**Exercise materials:**
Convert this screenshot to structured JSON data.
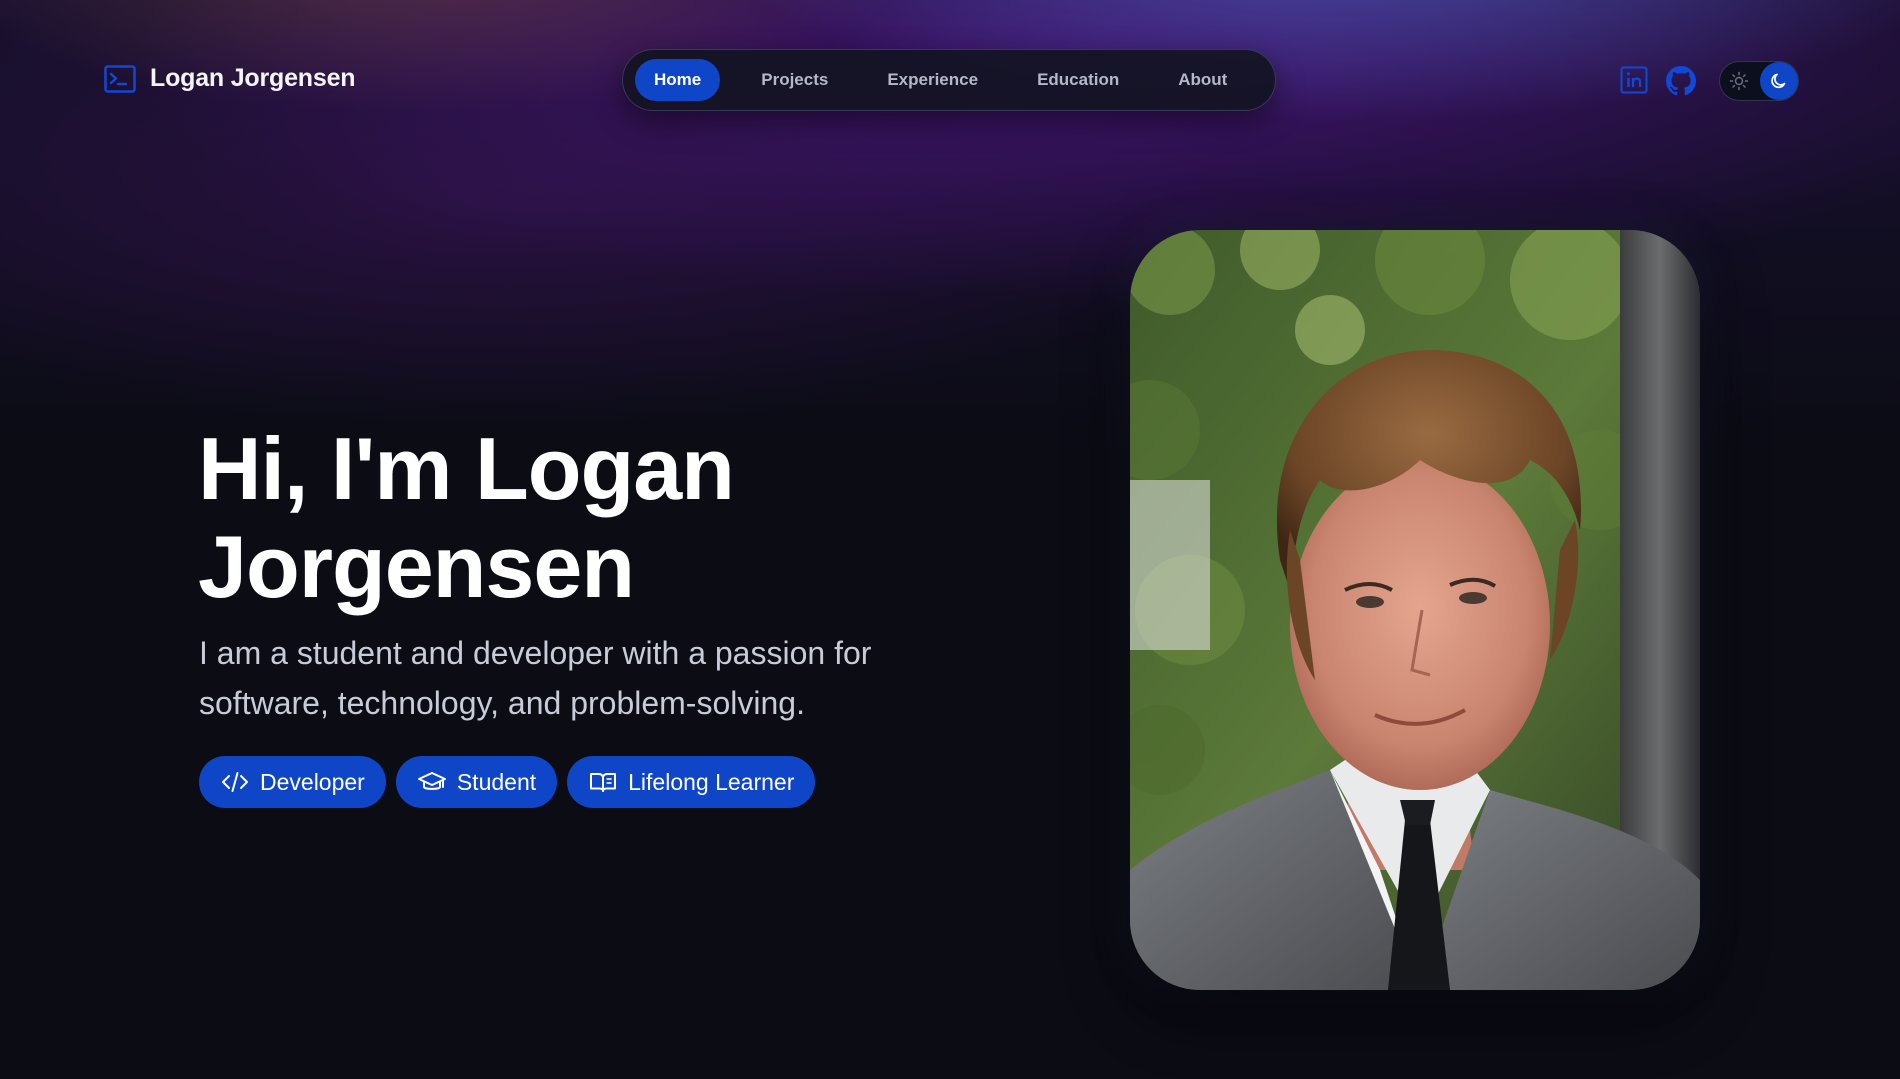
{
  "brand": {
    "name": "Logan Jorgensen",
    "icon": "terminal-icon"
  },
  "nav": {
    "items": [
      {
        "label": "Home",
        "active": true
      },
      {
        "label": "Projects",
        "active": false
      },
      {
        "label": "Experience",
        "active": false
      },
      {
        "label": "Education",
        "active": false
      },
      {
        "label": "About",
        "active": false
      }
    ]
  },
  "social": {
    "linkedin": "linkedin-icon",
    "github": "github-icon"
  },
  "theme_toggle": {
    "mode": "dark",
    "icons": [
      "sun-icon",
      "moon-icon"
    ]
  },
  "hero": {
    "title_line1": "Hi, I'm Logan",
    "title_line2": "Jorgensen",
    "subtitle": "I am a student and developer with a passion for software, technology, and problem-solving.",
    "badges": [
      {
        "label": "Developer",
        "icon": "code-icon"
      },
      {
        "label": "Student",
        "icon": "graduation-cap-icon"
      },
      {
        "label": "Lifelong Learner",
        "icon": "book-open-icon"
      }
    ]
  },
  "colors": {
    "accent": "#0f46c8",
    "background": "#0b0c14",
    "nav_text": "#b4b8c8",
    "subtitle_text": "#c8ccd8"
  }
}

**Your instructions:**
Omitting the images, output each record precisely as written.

**Solved exercise:**
Convert this screenshot to structured JSON data.
{
  "brand": {
    "name": "Logan Jorgensen",
    "icon": "terminal-icon"
  },
  "nav": {
    "items": [
      {
        "label": "Home",
        "active": true
      },
      {
        "label": "Projects",
        "active": false
      },
      {
        "label": "Experience",
        "active": false
      },
      {
        "label": "Education",
        "active": false
      },
      {
        "label": "About",
        "active": false
      }
    ]
  },
  "social": {
    "linkedin": "linkedin-icon",
    "github": "github-icon"
  },
  "theme_toggle": {
    "mode": "dark",
    "icons": [
      "sun-icon",
      "moon-icon"
    ]
  },
  "hero": {
    "title_line1": "Hi, I'm Logan",
    "title_line2": "Jorgensen",
    "subtitle": "I am a student and developer with a passion for software, technology, and problem-solving.",
    "badges": [
      {
        "label": "Developer",
        "icon": "code-icon"
      },
      {
        "label": "Student",
        "icon": "graduation-cap-icon"
      },
      {
        "label": "Lifelong Learner",
        "icon": "book-open-icon"
      }
    ]
  },
  "colors": {
    "accent": "#0f46c8",
    "background": "#0b0c14",
    "nav_text": "#b4b8c8",
    "subtitle_text": "#c8ccd8"
  }
}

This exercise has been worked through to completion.